We are excited to share the tool at OpenEd, and to think collectively about how it might be used and further developed.

avatar for Lucas Waltzer

Lucas Waltzer

Baruch College

Thursday November 7, 2013 2:30pm - 2:55pm MST
Painted Horse

3:00pm MST

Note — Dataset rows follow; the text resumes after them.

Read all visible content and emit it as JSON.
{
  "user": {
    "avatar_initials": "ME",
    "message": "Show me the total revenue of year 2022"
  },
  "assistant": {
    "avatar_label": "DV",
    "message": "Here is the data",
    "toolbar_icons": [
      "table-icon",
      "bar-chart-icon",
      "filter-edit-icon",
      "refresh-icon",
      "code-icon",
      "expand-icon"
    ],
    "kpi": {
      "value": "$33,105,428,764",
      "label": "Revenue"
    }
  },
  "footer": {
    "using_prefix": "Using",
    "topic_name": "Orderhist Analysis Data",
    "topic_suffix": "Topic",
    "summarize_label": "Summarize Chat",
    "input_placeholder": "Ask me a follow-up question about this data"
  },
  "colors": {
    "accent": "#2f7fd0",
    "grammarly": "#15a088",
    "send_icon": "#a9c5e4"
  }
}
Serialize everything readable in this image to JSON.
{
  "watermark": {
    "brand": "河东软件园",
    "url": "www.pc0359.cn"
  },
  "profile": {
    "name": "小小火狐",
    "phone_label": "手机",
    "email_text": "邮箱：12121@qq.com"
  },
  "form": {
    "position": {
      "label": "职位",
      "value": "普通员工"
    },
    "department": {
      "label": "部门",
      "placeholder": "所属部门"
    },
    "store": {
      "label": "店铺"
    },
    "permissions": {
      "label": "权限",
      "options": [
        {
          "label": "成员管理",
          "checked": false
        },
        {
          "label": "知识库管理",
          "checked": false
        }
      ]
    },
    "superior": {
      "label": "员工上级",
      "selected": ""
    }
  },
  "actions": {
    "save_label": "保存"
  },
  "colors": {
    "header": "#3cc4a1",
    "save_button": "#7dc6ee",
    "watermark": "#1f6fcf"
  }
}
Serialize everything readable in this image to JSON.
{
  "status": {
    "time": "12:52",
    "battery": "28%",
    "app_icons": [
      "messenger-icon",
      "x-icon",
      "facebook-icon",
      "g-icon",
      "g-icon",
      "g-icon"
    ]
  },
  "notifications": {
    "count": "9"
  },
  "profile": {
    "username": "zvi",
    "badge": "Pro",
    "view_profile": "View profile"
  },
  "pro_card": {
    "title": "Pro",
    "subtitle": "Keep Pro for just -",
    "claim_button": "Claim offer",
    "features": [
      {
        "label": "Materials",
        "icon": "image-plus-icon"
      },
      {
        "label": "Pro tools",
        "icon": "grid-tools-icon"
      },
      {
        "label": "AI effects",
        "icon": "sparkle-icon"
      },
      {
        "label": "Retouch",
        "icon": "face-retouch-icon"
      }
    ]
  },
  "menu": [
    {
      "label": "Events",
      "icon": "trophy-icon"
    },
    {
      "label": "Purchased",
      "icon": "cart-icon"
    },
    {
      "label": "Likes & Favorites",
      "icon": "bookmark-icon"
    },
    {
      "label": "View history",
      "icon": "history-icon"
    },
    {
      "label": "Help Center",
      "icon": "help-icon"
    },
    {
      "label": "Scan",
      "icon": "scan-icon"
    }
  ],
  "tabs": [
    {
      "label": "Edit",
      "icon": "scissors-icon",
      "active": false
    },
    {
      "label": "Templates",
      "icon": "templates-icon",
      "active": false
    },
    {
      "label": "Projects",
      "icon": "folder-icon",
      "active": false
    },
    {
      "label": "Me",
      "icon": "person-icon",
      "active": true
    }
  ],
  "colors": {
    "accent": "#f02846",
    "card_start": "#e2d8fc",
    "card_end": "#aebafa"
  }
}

Breaking through to Open Learning Potential by Unbundling Learning Achievements
What happens if/when courses are no longer the coin of the realm, and increasingly learners acquire skills and demonstrable knowledge through individual learning activities from multiple providers that have been unbundled/disaggregated from traditional educational frameworks? Clay Shirky has argued that MOOCs are the MP3 of higher education, threatening to disrupt current business models when consumers expect easier, cheaper access to individual components of education, rather than being forced to buy the whole ?album? from a traditional provider (?Higher Education: Our MP3 is the MOOC?). Whether or not you agree with Shirky, we are already seeing unprecedented shifts in higher ed that support this unbundling.
Innovative institutions are beginning to respond to this demand through a variety of approaches:
? Credit for completing MOOCs.
? More robust and flexible ways of providing prior learning credits.
? Competency-based learning outside and across traditional courses.
Can we position the phenomena driving changes in education to unleash even more progressive open learning opportunities?
? Traditional degrees and certificates that are composed of traditional credits, but the credits are compiled from courses plus a variety of other sources, such as prior learning credits, community service, and badge frameworks.
? Alternative credentials that substitute for traditional degrees or certificates, composed of demonstrated/validated competencies tailored to the desired outputs. Examples are emerging in vocational areas, such as specific manufacturing skill sets, where the source of the learning is insignificant in comparison to the verified ability to perform a job. The evolution of partnerships between educational institutions and employers, unions, and industry associations is changing this arena to provide more effective academic to workplace transitions.
? Fluid, lifelong engagement in learning communities that provide reputation frameworks for peer validation, with badging and other designations of achievements. As these communities evolve, they integrate with ecosystems for employment, civic engagement, and other contexts outside traditional educational institutions.
The capabilities to realize these possibilities already exist. Emerging technologies make it increasingly easy to track and aggregate learning activities, as well as provide assessment and human/social validation. Data visualizations from learning analytics make it easy to find and develop learning connections (human and intellectual), formulate alternative learning paths and track progress, gather evidence of learning, and combine achievements for a variety of purposes. Badge frameworks are being integrated into many different types of learning environments.
None of us will pretend that there are not significant barriers to these opportunities, including ponderous institutional infrastructures and attitudes, inflexible policy and regulatory frameworks, and centuries of ingrained expectations about what it means to be educated. But we should expect that learners will increasingly demand flexible learning achievement environments, and by providing them, we can contribute to changes that fire learning enthusiasm, improve learner success, and ultimately increase human potential.
This presentation will provide concrete analysis of recent examples that are breaking barriers and unbundling learning achievements. The speakers will demonstrate the immediate and emerging impact of changes in government policy, civic/educational partnerships in badge frameworks, and breakthrough implementations of competency-based learning in the workforce.

avatar for Deborah Everhart

Deborah Everhart

Director of Integration Strategy, Blackboard
Opening up new opportunities through open badges, social learning, and personalized, flexible, competency-based learning.

Thursday November 7, 2013 3:00pm - 3:25pm MST
Painted Horse